3) What is the “long sorrow” (as Legolas puts it) of the Onodrim (Ents)? How does their experience relate to Tolkien’s thematic concerns with married love and the necessity of self-sacrifice (vs. selfishness) in defense of a shared land or country?

Fellowship of the Ring, Book II, Chap. 6-10


Uni Kim – FOTR, Book II, Chap. 6 “Lothlórien”

1) Frodo says that Lorien is a world out of the past. Explain why you think he believes this. Does that make the Elves living in Lorien trustworthy?

2) Frodo says that when he walks through Naith, he feels that he has entered the lost world of the Elder days, even though he can not see anything. Why do you think he feels this way, and do you believe it is the world of the Elder days?

Christine Danielsson – FOTR, Book II, Chap. 7 “The Mirror of Galadriel”

1) What happened when Galadriel took Frodo and Sam to the basin? What did they see?

2) What did Frodo find on Galadriel’s hand? What does she tell him about that ring? How does Frodo handle the situation?

Iliana Hernandez – FOTR, Book II, Chap. 8 “Farewell to Lorien”

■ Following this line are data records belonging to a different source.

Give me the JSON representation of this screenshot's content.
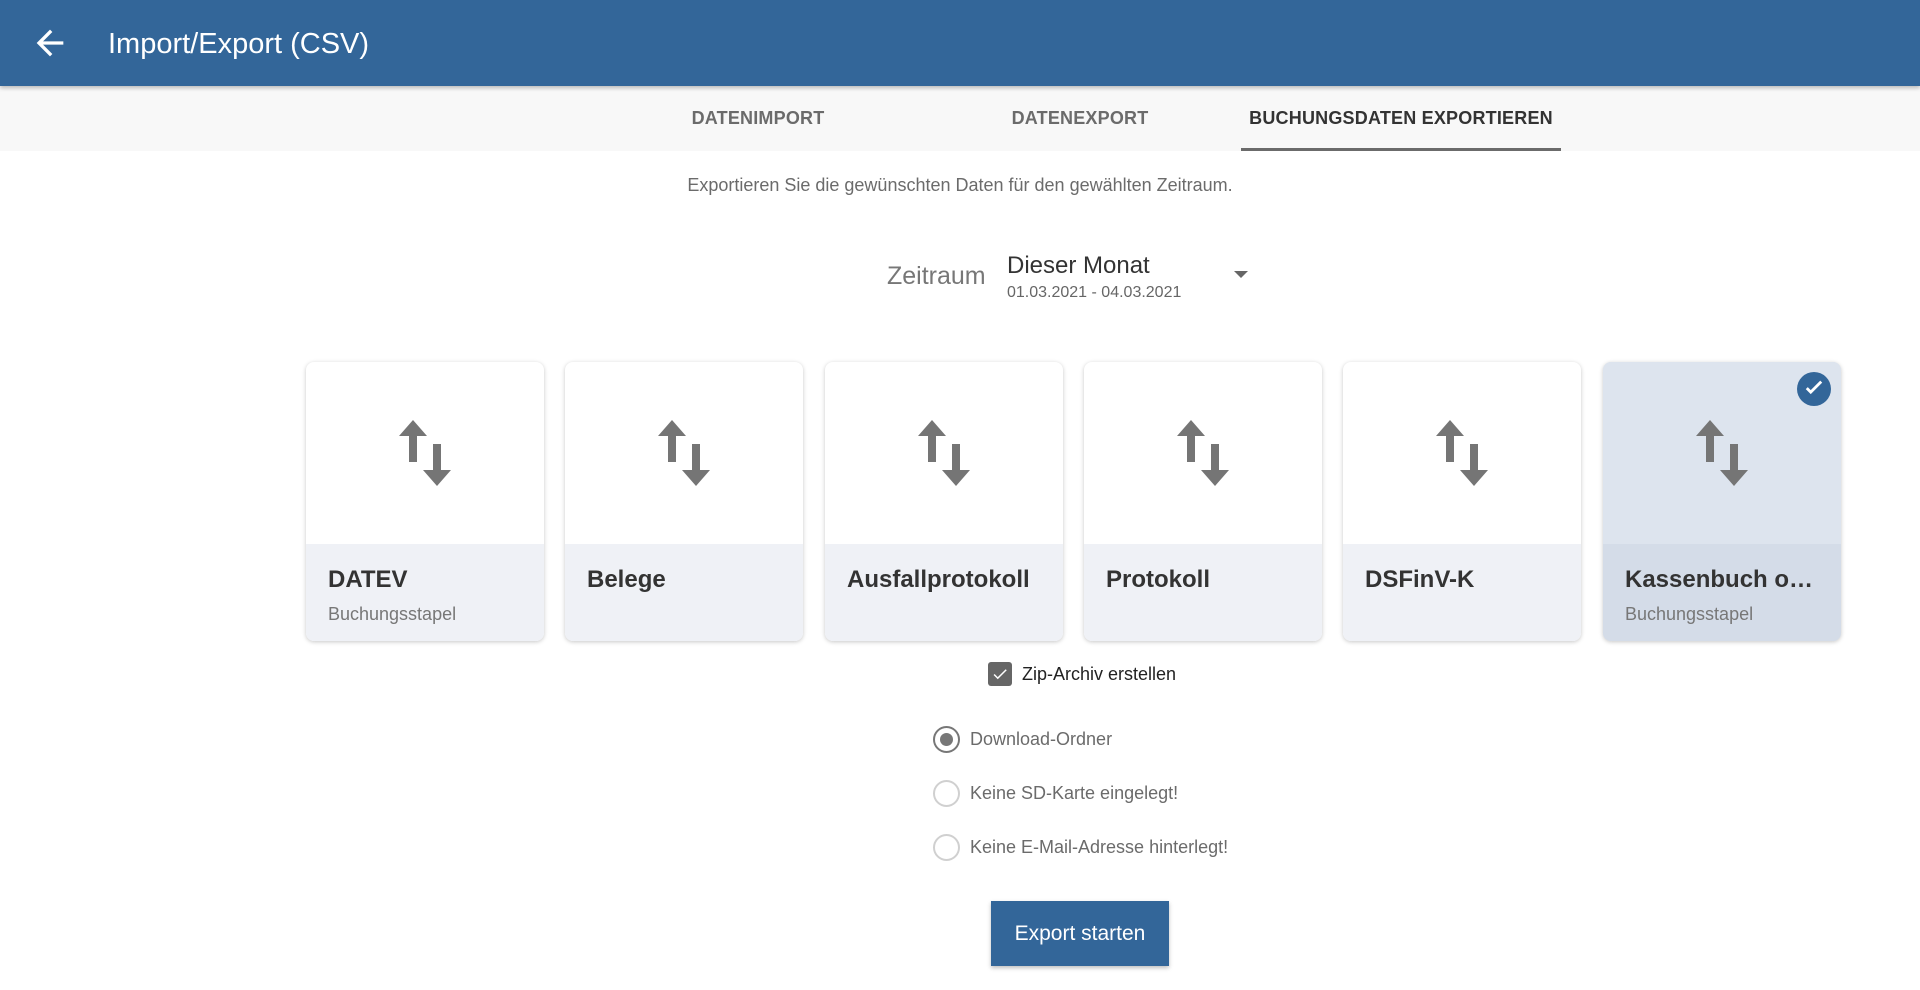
{
  "appbar": {
    "title": "Import/Export (CSV)",
    "back_icon": "arrow-left-icon",
    "color": "#336699"
  },
  "tabs": [
    {
      "label": "DATENIMPORT",
      "active": false
    },
    {
      "label": "DATENEXPORT",
      "active": false
    },
    {
      "label": "BUCHUNGSDATEN EXPORTIEREN",
      "active": true
    }
  ],
  "subtitle": "Exportieren Sie die gewünschten Daten für den gewählten Zeitraum.",
  "period": {
    "label": "Zeitraum",
    "value": "Dieser Monat",
    "range": "01.03.2021 - 04.03.2021"
  },
  "cards": [
    {
      "title": "DATEV",
      "subtitle": "Buchungsstapel",
      "icon": "swap-vertical-icon",
      "selected": false
    },
    {
      "title": "Belege",
      "subtitle": "",
      "icon": "swap-vertical-icon",
      "selected": false
    },
    {
      "title": "Ausfallprotokoll",
      "subtitle": "",
      "icon": "swap-vertical-icon",
      "selected": false
    },
    {
      "title": "Protokoll",
      "subtitle": "",
      "icon": "swap-vertical-icon",
      "selected": false
    },
    {
      "title": "DSFinV-K",
      "subtitle": "",
      "icon": "swap-vertical-icon",
      "selected": false
    },
    {
      "title": "Kassenbuch onl...",
      "subtitle": "Buchungsstapel",
      "icon": "swap-vertical-icon",
      "selected": true
    }
  ],
  "zip": {
    "label": "Zip-Archiv erstellen",
    "checked": true
  },
  "destinations": [
    {
      "label": "Download-Ordner",
      "checked": true
    },
    {
      "label": "Keine SD-Karte eingelegt!",
      "checked": false
    },
    {
      "label": "Keine E-Mail-Adresse hinterlegt!",
      "checked": false
    }
  ],
  "export_button": {
    "label": "Export starten"
  }
}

1. Galadriel presents gifts to each member of the company, all of which will aid them in their journey, except for the gifts of Sam and Gimli. Why are these gifts so different than the other gifts? What is the significance in the dust for Galadriel’s garden for Sam and the three golden hairs for Gimli?

2. What is the significance in Boromir’s behavior and his comment about throwing away the ring? What is his reasoning behind this? Is he an actual threat or is this just Frodo’s possessiveness over the ring taking over?

India Rangel – FOTR, Book II, Chap. 9 “The Great River”

1) In “Farewell to Lorien,” Galadriel’s ship is carved in the likeness of swan – a bird which is often associated with beauty and grace.  However, in the beginning of this chapter, large black swans fly over the fellowship, adding to the mournful appearance of their surroundings.  Why do you think Tolkien used swans in both of these instances, and what could they represent?

2) Throughout the story, many characters say the name “Elbereth Gilthoniel” in the presence of great evil. In this chapter, Legolas calls out the name before he shoots the “great winged creature” of the sky. Do you think Tolkien intended these words to be prayer-like or to have some other special meaning?

Dr. B – FOTR, Book II, Chap. 10 “The Breaking of the Fellowship”

1) What breaks the Fellowship?

2) When Frodo puts on the Ring, what does he see? What sees him?

3) Does Frodo succeed in going on alone? Toward Mordor? Why not?